Disruption of the thrombospondin-2 gene alters the lamellar morphology but does not permit vascularization of the adult mouse lumbar disc
1 Department of Orthopaedic Surgery, Carolinas Medical Center, PO Box 32861, Charlotte, NC 28232, USA
2 Departments of Medicine and Biochemistry, University of Washington, Seattle, WA 98195, USA
3 Hope Heart Program, The Benaroya Institute at Virginia Mason, 1201 Ninth Avenue, Seattle, WA 98101-2795, USA
4 Department of Biostatistics, Carolinas Medical Center, PO Box 332861, Charlotte, NC 28232, USA
Arthritis Research & Therapy 2008, 10:R96 doi:10.1186/ar2483Published: 21 August 2008
The biological basis for the avascular state of the intervertebral disc is not well understood. Previous work has suggested that the presence of thrombospondin-1 (TSP-1), a matricellular protein, in the outer annulus reflects a role for this protein in conferring an avascular status to the disc. In the present study we have examined thrombospondin-2 (TSP-2), a matricellular protein with recognized anti-angiogenic activity in vivo and in vitro.
We examined both the location and expression of TSP-2 in the human disc, and its location in the disc and bordering soft tissues of 5-month-old normal wild-type (WT) mice and of mice with a targeted disruption of the TSP-2 gene. Immunohistochemistry and quantitative histology were utilized in this study.

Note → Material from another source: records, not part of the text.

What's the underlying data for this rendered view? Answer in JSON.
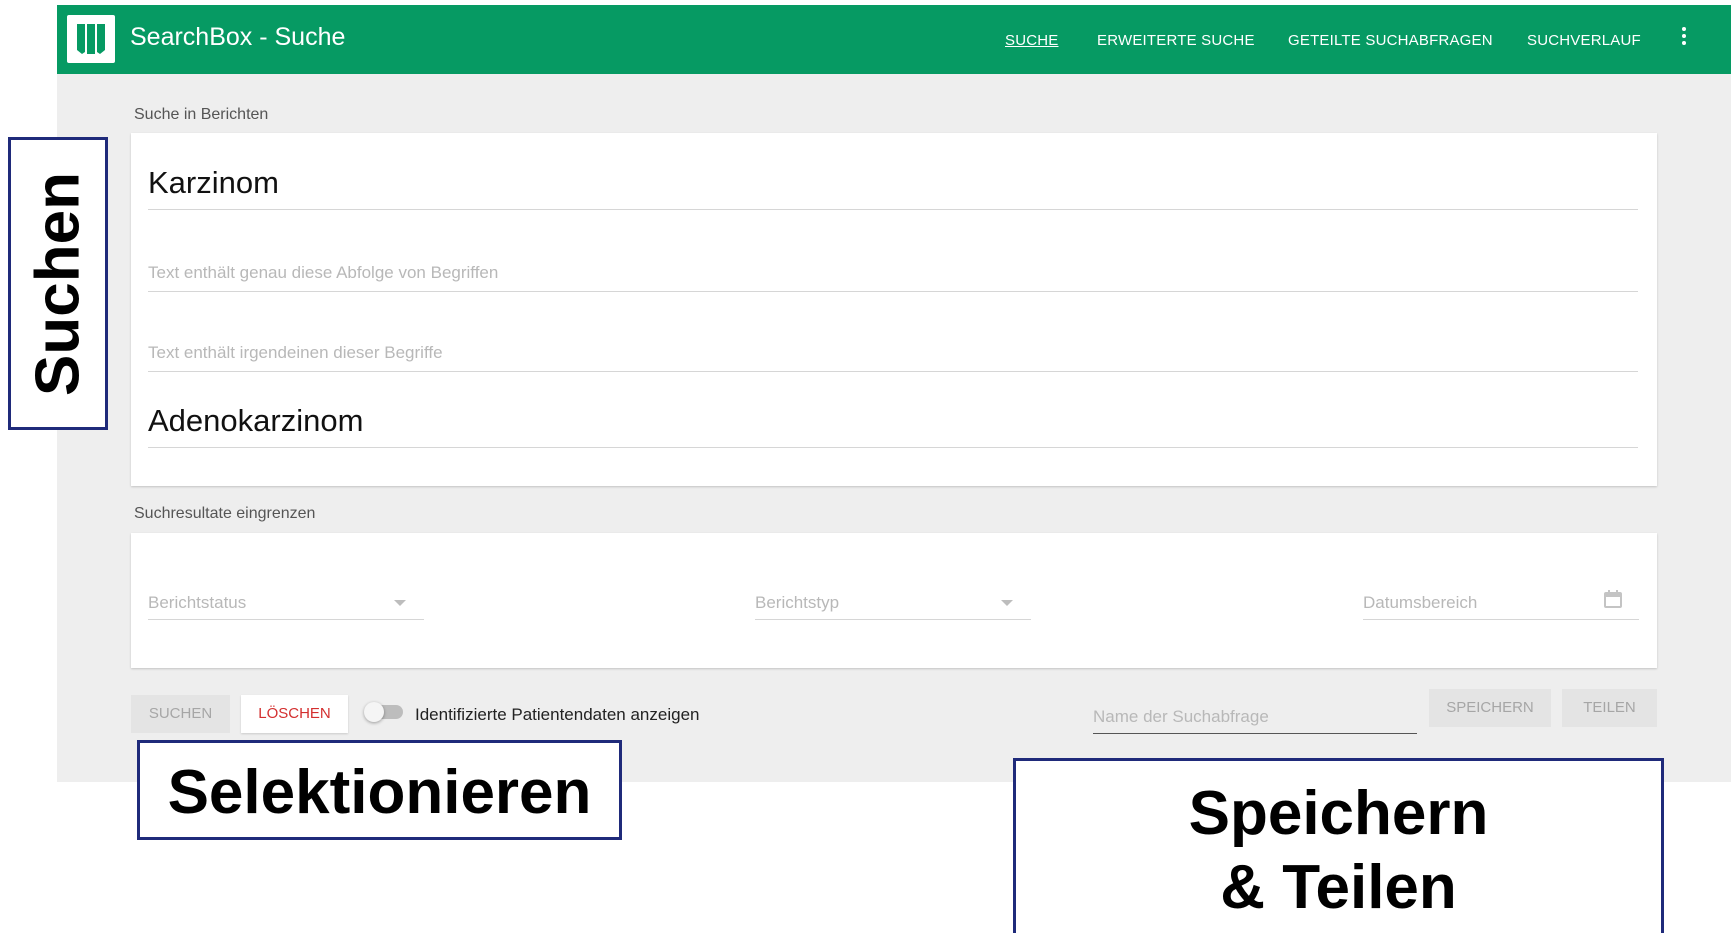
{
  "app": {
    "title": "SearchBox - Suche",
    "brand_color": "#069a63"
  },
  "nav": {
    "items": [
      {
        "label": "SUCHE",
        "active": true
      },
      {
        "label": "ERWEITERTE SUCHE",
        "active": false
      },
      {
        "label": "GETEILTE SUCHABFRAGEN",
        "active": false
      },
      {
        "label": "SUCHVERLAUF",
        "active": false
      }
    ],
    "more_icon": "more-vert-icon"
  },
  "search": {
    "section_label": "Suche in Berichten",
    "term_value": "Karzinom",
    "exact_phrase_placeholder": "Text enthält genau diese Abfolge von Begriffen",
    "any_terms_placeholder": "Text enthält irgendeinen dieser Begriffe",
    "any_terms_value": "Adenokarzinom"
  },
  "filters": {
    "section_label": "Suchresultate eingrenzen",
    "status_placeholder": "Berichtstatus",
    "type_placeholder": "Berichtstyp",
    "date_placeholder": "Datumsbereich",
    "date_icon": "calendar-icon"
  },
  "actions": {
    "search_label": "SUCHEN",
    "delete_label": "LÖSCHEN",
    "toggle_label": "Identifizierte Patientendaten anzeigen",
    "toggle_on": false,
    "query_name_placeholder": "Name der Suchabfrage",
    "save_label": "SPEICHERN",
    "share_label": "TEILEN"
  },
  "callouts": {
    "search": "Suchen",
    "select": "Selektionieren",
    "save_share_line1": "Speichern",
    "save_share_line2": "& Teilen",
    "border_color": "#1f2a7a"
  }
}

TSP-2 was found to be present in some, but not all, annulus cells of the human annulus and the mouse annulus. Although there was no difference in the number of disc cells in the annulus of TSP-2-null mice compared with that of WT animals, polarized light microscopy revealed a more irregular lamellar collagen structure in null mouse discs compared with WT mouse discs. Additionally, vascular beds at the margins of discs of TSP-2-null mice were substantially more irregular than those of WT animals. Counts of platelet endothelial cell adhesion molecule-1-positive blood vessels in the tissue margin bordering the ventral annulus showed a significantly larger vascular bed in the tissue bordering the disc of TSP-2-null mice compared with that of WT mice (P = 0.0002). There was, however, no vascular ingrowth into discs of the TSP-2-null mice.
These data confirm a role for TSP-2 in the morphology of the disc and suggest the presence of other inhibitors of angiogenesis in the disc. We have shown that although an increase in vasculature was present in the TSP-2-null tissue in the margin of the disc, vascular ingrowth into the body of the disc did not occur. Our results point to the need for future research to understand the transition from the well-vascularized status of the fetal and young discs to the avascular state of the adult human disc or the small mammalian disc.